BSA Guide to Safe Scouting policies must be followed. All participants must follow Youth Protection Guidelines at all Scouting events. Highlights include:
- Two-deep leadership on all outings required.
- One-on-one contact between adults and youth members is prohibited.
- The buddy system should be used at all times.
- Discipline must be constructive.
Health and safety must be integrated into everything we do, to the point that no injuries are acceptable beyond those that are readily treatable by Scout-rendered first aid. As an aid in the continuing effort to protect participants in a Scout activity, the BSA National Health and Safety Committee and the Council Services Division of the BSA National Council have developed the "Sweet Sixteen" of BSA safety procedures for physical activity.
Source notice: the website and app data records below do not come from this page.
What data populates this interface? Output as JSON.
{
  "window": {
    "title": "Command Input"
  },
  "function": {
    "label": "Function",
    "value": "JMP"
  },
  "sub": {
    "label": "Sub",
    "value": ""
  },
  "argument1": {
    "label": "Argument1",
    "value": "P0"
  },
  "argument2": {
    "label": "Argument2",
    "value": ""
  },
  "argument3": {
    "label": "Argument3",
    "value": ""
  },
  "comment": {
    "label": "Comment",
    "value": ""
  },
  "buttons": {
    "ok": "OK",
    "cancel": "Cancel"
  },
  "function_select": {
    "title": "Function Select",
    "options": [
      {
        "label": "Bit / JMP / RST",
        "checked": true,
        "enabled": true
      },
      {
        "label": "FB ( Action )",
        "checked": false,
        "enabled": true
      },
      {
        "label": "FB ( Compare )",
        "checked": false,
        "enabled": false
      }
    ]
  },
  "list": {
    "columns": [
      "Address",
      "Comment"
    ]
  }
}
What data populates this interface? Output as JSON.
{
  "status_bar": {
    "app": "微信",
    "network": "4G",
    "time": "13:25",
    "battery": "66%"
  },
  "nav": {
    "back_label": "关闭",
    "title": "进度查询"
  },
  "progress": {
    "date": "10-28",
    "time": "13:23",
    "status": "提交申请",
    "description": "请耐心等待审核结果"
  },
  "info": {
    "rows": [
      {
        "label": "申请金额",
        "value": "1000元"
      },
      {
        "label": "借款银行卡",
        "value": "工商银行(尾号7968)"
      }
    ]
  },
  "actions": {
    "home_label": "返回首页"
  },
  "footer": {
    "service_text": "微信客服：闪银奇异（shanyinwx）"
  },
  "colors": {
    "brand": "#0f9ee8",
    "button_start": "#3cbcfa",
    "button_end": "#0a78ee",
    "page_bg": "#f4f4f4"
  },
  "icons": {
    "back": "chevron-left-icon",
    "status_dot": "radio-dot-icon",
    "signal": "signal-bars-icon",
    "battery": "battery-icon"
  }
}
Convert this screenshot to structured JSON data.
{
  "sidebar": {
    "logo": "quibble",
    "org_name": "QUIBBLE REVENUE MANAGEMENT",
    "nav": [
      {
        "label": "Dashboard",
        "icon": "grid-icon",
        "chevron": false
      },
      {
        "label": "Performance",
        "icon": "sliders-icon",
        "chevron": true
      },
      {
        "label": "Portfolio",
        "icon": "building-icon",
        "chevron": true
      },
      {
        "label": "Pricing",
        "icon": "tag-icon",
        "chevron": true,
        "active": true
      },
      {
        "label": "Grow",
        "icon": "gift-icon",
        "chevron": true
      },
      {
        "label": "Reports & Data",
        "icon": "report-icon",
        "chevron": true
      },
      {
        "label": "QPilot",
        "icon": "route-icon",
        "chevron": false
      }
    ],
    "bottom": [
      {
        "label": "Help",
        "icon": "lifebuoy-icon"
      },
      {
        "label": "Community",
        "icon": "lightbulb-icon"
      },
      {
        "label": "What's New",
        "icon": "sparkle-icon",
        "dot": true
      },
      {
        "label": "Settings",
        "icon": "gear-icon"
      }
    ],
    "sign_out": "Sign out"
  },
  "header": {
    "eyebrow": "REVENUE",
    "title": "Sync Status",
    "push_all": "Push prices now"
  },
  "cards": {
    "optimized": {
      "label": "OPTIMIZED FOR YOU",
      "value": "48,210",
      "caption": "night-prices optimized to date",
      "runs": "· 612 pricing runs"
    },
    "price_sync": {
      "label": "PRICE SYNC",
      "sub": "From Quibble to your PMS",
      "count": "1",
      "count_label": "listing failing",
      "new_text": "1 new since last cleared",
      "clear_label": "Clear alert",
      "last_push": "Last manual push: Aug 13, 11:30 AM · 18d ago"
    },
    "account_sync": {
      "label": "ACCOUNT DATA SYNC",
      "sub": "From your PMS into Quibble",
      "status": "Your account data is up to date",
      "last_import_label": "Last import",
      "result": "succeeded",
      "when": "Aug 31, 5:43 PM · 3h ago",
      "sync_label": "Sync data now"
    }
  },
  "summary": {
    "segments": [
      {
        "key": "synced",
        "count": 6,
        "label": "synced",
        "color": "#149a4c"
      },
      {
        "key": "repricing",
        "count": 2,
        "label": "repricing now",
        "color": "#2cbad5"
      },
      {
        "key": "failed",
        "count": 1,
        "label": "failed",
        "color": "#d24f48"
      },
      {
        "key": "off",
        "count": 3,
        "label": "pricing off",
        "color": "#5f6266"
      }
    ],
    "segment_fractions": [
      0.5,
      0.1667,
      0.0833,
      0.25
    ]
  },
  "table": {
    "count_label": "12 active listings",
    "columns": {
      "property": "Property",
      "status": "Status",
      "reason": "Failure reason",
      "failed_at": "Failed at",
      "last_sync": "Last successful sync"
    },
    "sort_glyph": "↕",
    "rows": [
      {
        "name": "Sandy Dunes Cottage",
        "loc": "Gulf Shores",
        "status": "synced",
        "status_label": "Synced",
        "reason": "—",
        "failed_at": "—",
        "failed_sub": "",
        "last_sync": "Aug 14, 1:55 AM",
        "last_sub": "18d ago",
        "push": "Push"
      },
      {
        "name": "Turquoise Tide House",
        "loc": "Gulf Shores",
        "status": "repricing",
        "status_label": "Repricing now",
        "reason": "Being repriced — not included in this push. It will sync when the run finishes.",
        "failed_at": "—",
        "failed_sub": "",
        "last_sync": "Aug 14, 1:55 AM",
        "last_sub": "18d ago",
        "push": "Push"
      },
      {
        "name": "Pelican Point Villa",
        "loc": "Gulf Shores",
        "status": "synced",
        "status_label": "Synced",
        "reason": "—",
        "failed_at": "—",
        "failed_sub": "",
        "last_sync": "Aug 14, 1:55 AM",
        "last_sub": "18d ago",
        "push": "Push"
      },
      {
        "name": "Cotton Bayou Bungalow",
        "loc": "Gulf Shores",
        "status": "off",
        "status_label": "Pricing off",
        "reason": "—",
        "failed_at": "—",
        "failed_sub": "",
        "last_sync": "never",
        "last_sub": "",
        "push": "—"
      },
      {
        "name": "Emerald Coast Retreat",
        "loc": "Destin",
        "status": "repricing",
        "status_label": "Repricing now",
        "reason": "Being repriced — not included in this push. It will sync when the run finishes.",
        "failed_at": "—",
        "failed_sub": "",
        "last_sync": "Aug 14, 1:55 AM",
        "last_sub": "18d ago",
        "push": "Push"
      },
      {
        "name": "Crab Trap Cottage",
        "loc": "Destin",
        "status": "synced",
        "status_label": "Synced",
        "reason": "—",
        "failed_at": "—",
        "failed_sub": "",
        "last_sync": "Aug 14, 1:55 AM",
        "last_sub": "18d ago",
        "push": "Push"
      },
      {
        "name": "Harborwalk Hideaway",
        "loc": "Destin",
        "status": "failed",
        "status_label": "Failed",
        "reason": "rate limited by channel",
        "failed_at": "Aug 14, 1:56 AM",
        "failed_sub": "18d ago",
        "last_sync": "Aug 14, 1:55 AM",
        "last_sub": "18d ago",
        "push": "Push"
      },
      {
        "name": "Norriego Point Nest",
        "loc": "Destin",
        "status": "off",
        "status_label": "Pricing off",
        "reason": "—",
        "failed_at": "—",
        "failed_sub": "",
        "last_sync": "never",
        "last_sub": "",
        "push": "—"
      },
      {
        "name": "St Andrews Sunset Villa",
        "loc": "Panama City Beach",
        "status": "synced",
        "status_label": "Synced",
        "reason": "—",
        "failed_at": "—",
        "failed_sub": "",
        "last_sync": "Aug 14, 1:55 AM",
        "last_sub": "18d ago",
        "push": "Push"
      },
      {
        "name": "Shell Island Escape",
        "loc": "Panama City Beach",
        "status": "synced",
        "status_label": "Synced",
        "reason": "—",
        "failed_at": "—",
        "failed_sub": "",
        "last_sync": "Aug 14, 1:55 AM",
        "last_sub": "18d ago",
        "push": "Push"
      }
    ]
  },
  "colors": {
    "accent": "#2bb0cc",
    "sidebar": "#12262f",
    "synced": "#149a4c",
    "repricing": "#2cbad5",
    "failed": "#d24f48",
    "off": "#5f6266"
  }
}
These 16 points, which embody good judgment and common sense, are applicable to all activities.
Youth Protection Guidelines Guide to Safe Scouting Sweet Sixteen Enterprise Risk Management
For additional information contact Carol Clarkston at 713-385--6535 or firstname.lastname@example.org.